Successful Project Management: Best Practices of World-Class Companies
Researchers shed light on what companies with successful projects do right
Although IT organizations have improved the level of business insight they provide to their companies, three out of every ten major IT projects still fail, according to new research from The Hackett Group, an Answerthink Inc.-affiliated company.
The Hackett study differentiated “average” companies from so-called “world-class” companies, as determined by the research firm’s Business Value Index (BVI). World-class companies were those that scored in the top 25 percent in both efficiency and effectiveness.
Hackett found that, on average, only 21 percent of “average” companies rate their IT organization as having a high ability to react rapidly to changes in business goals and market conditions.
The research firm found that most groups aren’t very good at seeing how completed projects measured up against preliminary ROI estimates after completion: Only 25 percent of “average” companies attempt to validate the business case for projects after they’re finished, a step that Hackett identifies as critical—among “world-class” IT organizations, at least—to track and improve the quality of IT activities.
Not surprisingly, Hackett found that companies that are supported by “world-class” IT organizations do much better in these areas. Overall, the research firm found, world-class IT organizations are able to deliver more value to their companies without significantly increasing IT costs per end-user.
They’re able to do this, Hackett says, because they focus and implement best practices that pertain to at least four general areas:
- Automation of routine tasks
- Improved effectiveness through accountability and centralized (enterprise-level) control of IT
- Enhanced management discipline and visibility by utilizing a formal Project Management Office
- An overall focus on meaningful performance measures, including tracking IT costs per end-user rather than by revenue

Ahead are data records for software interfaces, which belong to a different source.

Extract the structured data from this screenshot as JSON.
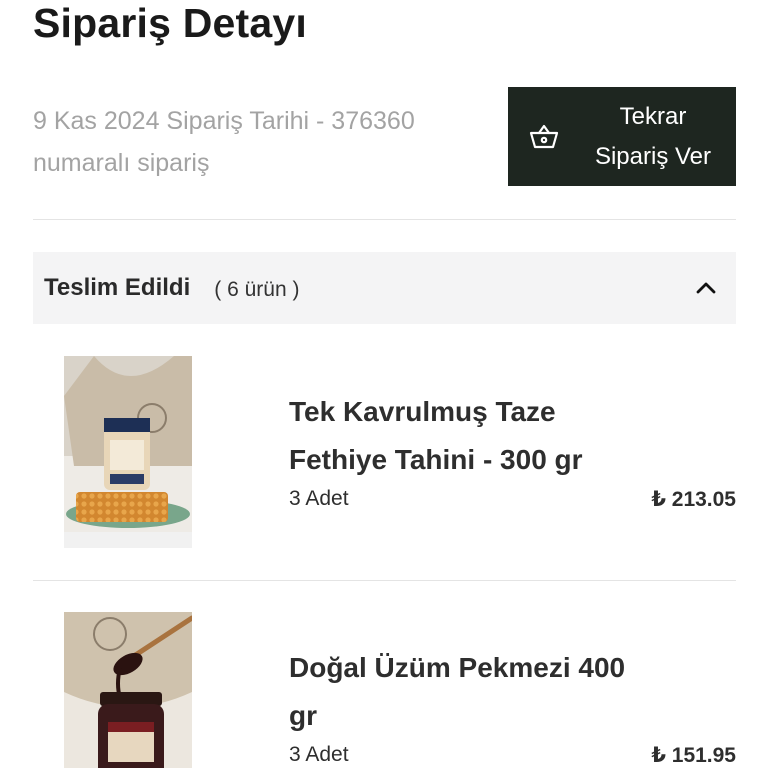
{
  "header": {
    "title": "Sipariş Detayı"
  },
  "order": {
    "meta_line1": "9 Kas 2024 Sipariş Tarihi - 376360",
    "meta_line2": "numaralı sipariş",
    "reorder_line1": "Tekrar",
    "reorder_line2": "Sipariş Ver",
    "reorder_icon": "basket-icon"
  },
  "shipment": {
    "status": "Teslim Edildi",
    "count": "( 6 ürün )",
    "toggle_icon": "chevron-up-icon"
  },
  "products": [
    {
      "name": "Tek Kavrulmuş Taze Fethiye Tahini - 300 gr",
      "quantity": "3 Adet",
      "price": "₺ 213.05"
    },
    {
      "name": "Doğal Üzüm Pekmezi 400 gr",
      "quantity": "3 Adet",
      "price": "₺ 151.95"
    }
  ],
  "colors": {
    "button_bg": "#1e2620",
    "status_bg": "#f4f4f5",
    "muted_text": "#a3a3a3"
  }
}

In their report, Hackett researchers Allen Frank and Scott Holland identify a variety of best practices in all four areas, including the elimination of redundant activities and the automation of routine processes, which they say can generate enormous competitive advantage by reducing costs and freeing up personnel for higher-value-adding activities.
Another best practice identified by the two researchers is enterprise-level management of IT, which helps to ensure that an organization’s IT strategy is synchronized with its business strategy. Their report also identifies a familiar problem in many enterprises: The business value of a project (in terms of tangible ROI or other benefits) is almost never validated after implementation. For maximum ROI, both researchers say, the strategic value of IT projects should be documented before funding decisions are made and verified after implementation.
The Hackett report also stresses accountability in enterprise project management. According to Frank and Holland, having a single point of accountability for setting IT strategy and policy across the enterprise is necessary in order to balance business and functional needs with the needs of the enterprise as a whole. At world-class organizations, the two researchers found, this person is usually culled from the most senior management committee of the company.
The Hackett study surveyed companies with annual revenues of between $200 million and $28 billion, and with wildly disproportionate end user bases (from a mere 700 to 85,000). Nevertheless, the two researchers say that the best practices they’ve identified are universally applicable. As a result of declining IT costs, Frank and Holland argue that best practices that were once available only to the very largest firms are now practicable by small firms.
In this regard, the researchers warn that companies which persist in seeking improvement ideas only from within their own industry peer groups may risk overlooking proven strategies that have worked successfully other organizations.
Stephen Swoyer is a Nashville, TN-based freelance journalist who writes about technology.